» **Work to complete**:
What is needed is an exact copy of all the entries below.

» **Page and application data records**:
[Start of section]

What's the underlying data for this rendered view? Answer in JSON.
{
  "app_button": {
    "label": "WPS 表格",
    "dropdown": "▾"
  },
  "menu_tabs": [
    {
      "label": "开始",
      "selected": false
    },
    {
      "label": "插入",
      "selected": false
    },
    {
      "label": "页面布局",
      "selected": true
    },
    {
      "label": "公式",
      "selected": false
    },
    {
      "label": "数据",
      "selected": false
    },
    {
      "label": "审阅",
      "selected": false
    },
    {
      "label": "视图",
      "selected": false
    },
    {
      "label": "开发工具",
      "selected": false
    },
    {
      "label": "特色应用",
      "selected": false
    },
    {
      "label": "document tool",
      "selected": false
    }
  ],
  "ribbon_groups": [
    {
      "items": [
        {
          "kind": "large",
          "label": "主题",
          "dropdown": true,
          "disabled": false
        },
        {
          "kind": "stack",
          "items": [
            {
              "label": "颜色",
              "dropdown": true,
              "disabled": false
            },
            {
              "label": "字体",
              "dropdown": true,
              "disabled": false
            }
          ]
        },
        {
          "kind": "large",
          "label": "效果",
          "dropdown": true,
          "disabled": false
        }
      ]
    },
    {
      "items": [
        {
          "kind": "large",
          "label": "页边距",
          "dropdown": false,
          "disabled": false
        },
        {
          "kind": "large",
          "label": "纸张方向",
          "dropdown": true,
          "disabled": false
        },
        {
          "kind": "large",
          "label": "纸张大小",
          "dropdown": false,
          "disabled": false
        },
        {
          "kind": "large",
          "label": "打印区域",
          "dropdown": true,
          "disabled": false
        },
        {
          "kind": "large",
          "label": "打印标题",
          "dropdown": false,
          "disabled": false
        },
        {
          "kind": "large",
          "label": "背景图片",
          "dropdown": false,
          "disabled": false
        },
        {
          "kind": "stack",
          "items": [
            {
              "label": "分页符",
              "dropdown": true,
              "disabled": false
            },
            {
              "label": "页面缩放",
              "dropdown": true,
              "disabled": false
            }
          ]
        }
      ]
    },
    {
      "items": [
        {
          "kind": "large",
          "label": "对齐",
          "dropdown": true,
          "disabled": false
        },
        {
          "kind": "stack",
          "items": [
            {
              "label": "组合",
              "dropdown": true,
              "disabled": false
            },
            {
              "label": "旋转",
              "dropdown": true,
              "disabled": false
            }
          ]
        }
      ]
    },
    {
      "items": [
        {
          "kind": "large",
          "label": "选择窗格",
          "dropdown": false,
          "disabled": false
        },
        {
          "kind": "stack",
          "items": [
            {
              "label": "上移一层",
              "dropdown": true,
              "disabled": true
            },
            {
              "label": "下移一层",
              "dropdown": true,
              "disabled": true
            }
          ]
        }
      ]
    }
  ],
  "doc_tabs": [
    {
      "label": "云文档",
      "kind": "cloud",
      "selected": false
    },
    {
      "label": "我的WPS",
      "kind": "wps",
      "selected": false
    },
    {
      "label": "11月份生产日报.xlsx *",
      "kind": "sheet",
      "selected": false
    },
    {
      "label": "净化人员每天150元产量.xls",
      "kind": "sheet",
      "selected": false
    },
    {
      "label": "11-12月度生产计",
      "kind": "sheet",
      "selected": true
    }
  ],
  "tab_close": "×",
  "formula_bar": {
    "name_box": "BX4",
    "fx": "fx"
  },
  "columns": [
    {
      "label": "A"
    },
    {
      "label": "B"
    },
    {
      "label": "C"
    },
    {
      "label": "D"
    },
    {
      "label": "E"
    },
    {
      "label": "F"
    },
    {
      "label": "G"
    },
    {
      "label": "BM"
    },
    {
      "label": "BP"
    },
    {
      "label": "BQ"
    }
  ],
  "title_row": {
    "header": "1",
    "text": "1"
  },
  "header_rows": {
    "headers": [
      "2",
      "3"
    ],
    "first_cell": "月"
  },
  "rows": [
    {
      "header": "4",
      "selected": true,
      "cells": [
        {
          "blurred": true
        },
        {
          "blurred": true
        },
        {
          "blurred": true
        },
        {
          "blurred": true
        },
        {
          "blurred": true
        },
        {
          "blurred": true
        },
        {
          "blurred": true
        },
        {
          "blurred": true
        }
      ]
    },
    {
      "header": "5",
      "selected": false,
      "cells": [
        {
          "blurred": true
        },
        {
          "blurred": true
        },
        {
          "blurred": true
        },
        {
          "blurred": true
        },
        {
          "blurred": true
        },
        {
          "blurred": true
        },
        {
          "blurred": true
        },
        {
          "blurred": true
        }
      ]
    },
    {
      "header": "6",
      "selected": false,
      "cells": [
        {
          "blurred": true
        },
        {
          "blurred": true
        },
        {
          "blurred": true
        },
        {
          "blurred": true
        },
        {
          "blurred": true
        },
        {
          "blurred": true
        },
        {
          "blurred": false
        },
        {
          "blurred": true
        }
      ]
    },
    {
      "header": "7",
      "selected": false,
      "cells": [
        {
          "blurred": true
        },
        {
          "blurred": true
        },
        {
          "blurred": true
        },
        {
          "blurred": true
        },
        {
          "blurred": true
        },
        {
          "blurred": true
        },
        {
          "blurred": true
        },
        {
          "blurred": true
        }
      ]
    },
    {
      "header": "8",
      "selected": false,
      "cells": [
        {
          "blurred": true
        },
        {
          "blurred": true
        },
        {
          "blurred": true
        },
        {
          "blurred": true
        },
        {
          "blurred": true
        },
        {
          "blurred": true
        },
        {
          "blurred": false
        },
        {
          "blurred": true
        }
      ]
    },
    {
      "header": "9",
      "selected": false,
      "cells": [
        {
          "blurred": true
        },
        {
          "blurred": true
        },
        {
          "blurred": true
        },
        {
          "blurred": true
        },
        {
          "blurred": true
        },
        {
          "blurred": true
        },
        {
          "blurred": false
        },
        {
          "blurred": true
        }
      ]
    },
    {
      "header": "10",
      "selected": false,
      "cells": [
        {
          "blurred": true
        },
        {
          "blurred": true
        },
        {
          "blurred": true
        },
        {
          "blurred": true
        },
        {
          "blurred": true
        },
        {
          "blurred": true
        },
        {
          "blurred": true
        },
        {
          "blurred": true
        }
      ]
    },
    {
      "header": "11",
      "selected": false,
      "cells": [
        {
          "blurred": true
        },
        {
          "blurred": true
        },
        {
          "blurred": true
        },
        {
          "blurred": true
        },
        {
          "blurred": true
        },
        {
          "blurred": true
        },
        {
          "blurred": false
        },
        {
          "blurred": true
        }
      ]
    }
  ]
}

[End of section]

» **Response to the exercise**:
What's the underlying data for this rendered view? Answer in JSON.
{
  "app_button": {
    "label": "WPS 表格",
    "dropdown": "▾"
  },
  "menu_tabs": [
    {
      "label": "开始",
      "selected": false
    },
    {
      "label": "插入",
      "selected": false
    },
    {
      "label": "页面布局",
      "selected": true
    },
    {
      "label": "公式",
      "selected": false
    },
    {
      "label": "数据",
      "selected": false
    },
    {
      "label": "审阅",
      "selected": false
    },
    {
      "label": "视图",
      "selected": false
    },
    {
      "label": "开发工具",
      "selected": false
    },
    {
      "label": "特色应用",
      "selected": false
    },
    {
      "label": "document tool",
      "selected": false
    }
  ],
  "ribbon_groups": [
    {
      "items": [
        {
          "kind": "large",
          "label": "主题",
          "dropdown": true,
          "disabled": false
        },
        {
          "kind": "stack",
          "items": [
            {
              "label": "颜色",
              "dropdown": true,
              "disabled": false
            },
            {
              "label": "字体",
              "dropdown": true,
              "disabled": false
            }
          ]
        },
        {
          "kind": "large",
          "label": "效果",
          "dropdown": true,
          "disabled": false
        }
      ]
    },
    {
      "items": [
        {
          "kind": "large",
          "label": "页边距",
          "dropdown": false,
          "disabled": false
        },
        {
          "kind": "large",
          "label": "纸张方向",
          "dropdown": true,
          "disabled": false
        },
        {
          "kind": "large",
          "label": "纸张大小",
          "dropdown": false,
          "disabled": false
        },
        {
          "kind": "large",
          "label": "打印区域",
          "dropdown": true,
          "disabled": false
        },
        {
          "kind": "large",
          "label": "打印标题",
          "dropdown": false,
          "disabled": false
        },
        {
          "kind": "large",
          "label": "背景图片",
          "dropdown": false,
          "disabled": false
        },
        {
          "kind": "stack",
          "items": [
            {
              "label": "分页符",
              "dropdown": true,
              "disabled": false
            },
            {
              "label": "页面缩放",
              "dropdown": true,
              "disabled": false
            }
          ]
        }
      ]
    },
    {
      "items": [
        {
          "kind": "large",
          "label": "对齐",
          "dropdown": true,
          "disabled": false
        },
        {
          "kind": "stack",
          "items": [
            {
              "label": "组合",
              "dropdown": true,
              "disabled": false
            },
            {
              "label": "旋转",
              "dropdown": true,
              "disabled": false
            }
          ]
        }
      ]
    },
    {
      "items": [
        {
          "kind": "large",
          "label": "选择窗格",
          "dropdown": false,
          "disabled": false
        },
        {
          "kind": "stack",
          "items": [
            {
              "label": "上移一层",
              "dropdown": true,
              "disabled": true
            },
            {
              "label": "下移一层",
              "dropdown": true,
              "disabled": true
            }
          ]
        }
      ]
    }
  ],
  "doc_tabs": [
    {
      "label": "云文档",
      "kind": "cloud",
      "selected": false
    },
    {
      "label": "我的WPS",
      "kind": "wps",
      "selected": false
    },
    {
      "label": "11月份生产日报.xlsx *",
      "kind": "sheet",
      "selected": false
    },
    {
      "label": "净化人员每天150元产量.xls",
      "kind": "sheet",
      "selected": false
    },
    {
      "label": "11-12月度生产计",
      "kind": "sheet",
      "selected": true
    }
  ],
  "tab_close": "×",
  "formula_bar": {
    "name_box": "BX4",
    "fx": "fx"
  },
  "columns": [
    {
      "label": "A"
    },
    {
      "label": "B"
    },
    {
      "label": "C"
    },
    {
      "label": "D"
    },
    {
      "label": "E"
    },
    {
      "label": "F"
    },
    {
      "label": "G"
    },
    {
      "label": "BM"
    },
    {
      "label": "BP"
    },
    {
      "label": "BQ"
    }
  ],
  "title_row": {
    "header": "1",
    "text": "1"
  },
  "header_rows": {
    "headers": [
      "2",
      "3"
    ],
    "first_cell": "月"
  },
  "rows": [
    {
      "header": "4",
      "selected": true,
      "cells": [
        {
          "blurred": true
        },
        {
          "blurred": true
        },
        {
          "blurred": true
        },
        {
          "blurred": true
        },
        {
          "blurred": true
        },
        {
          "blurred": true
        },
        {
          "blurred": true
        },
        {
          "blurred": true
        }
      ]
    },
    {
      "header": "5",
      "selected": false,
      "cells": [
        {
          "blurred": true
        },
        {
          "blurred": true
        },
        {
          "blurred": true
        },
        {
          "blurred": true
        },
        {
          "blurred": true
        },
        {
          "blurred": true
        },
        {
          "blurred": true
        },
        {
          "blurred": true
        }
      ]
    },
    {
      "header": "6",
      "selected": false,
      "cells": [
        {
          "blurred": true
        },
        {
          "blurred": true
        },
        {
          "blurred": true
        },
        {
          "blurred": true
        },
        {
          "blurred": true
        },
        {
          "blurred": true
        },
        {
          "blurred": false
        },
        {
          "blurred": true
        }
      ]
    },
    {
      "header": "7",
      "selected": false,
      "cells": [
        {
          "blurred": true
        },
        {
          "blurred": true
        },
        {
          "blurred": true
        },
        {
          "blurred": true
        },
        {
          "blurred": true
        },
        {
          "blurred": true
        },
        {
          "blurred": true
        },
        {
          "blurred": true
        }
      ]
    },
    {
      "header": "8",
      "selected": false,
      "cells": [
        {
          "blurred": true
        },
        {
          "blurred": true
        },
        {
          "blurred": true
        },
        {
          "blurred": true
        },
        {
          "blurred": true
        },
        {
          "blurred": true
        },
        {
          "blurred": false
        },
        {
          "blurred": true
        }
      ]
    },
    {
      "header": "9",
      "selected": false,
      "cells": [
        {
          "blurred": true
        },
        {
          "blurred": true
        },
        {
          "blurred": true
        },
        {
          "blurred": true
        },
        {
          "blurred": true
        },
        {
          "blurred": true
        },
        {
          "blurred": false
        },
        {
          "blurred": true
        }
      ]
    },
    {
      "header": "10",
      "selected": false,
      "cells": [
        {
          "blurred": true
        },
        {
          "blurred": true
        },
        {
          "blurred": true
        },
        {
          "blurred": true
        },
        {
          "blurred": true
        },
        {
          "blurred": true
        },
        {
          "blurred": true
        },
        {
          "blurred": true
        }
      ]
    },
    {
      "header": "11",
      "selected": false,
      "cells": [
        {
          "blurred": true
        },
        {
          "blurred": true
        },
        {
          "blurred": true
        },
        {
          "blurred": true
        },
        {
          "blurred": true
        },
        {
          "blurred": true
        },
        {
          "blurred": false
        },
        {
          "blurred": true
        }
      ]
    }
  ]
}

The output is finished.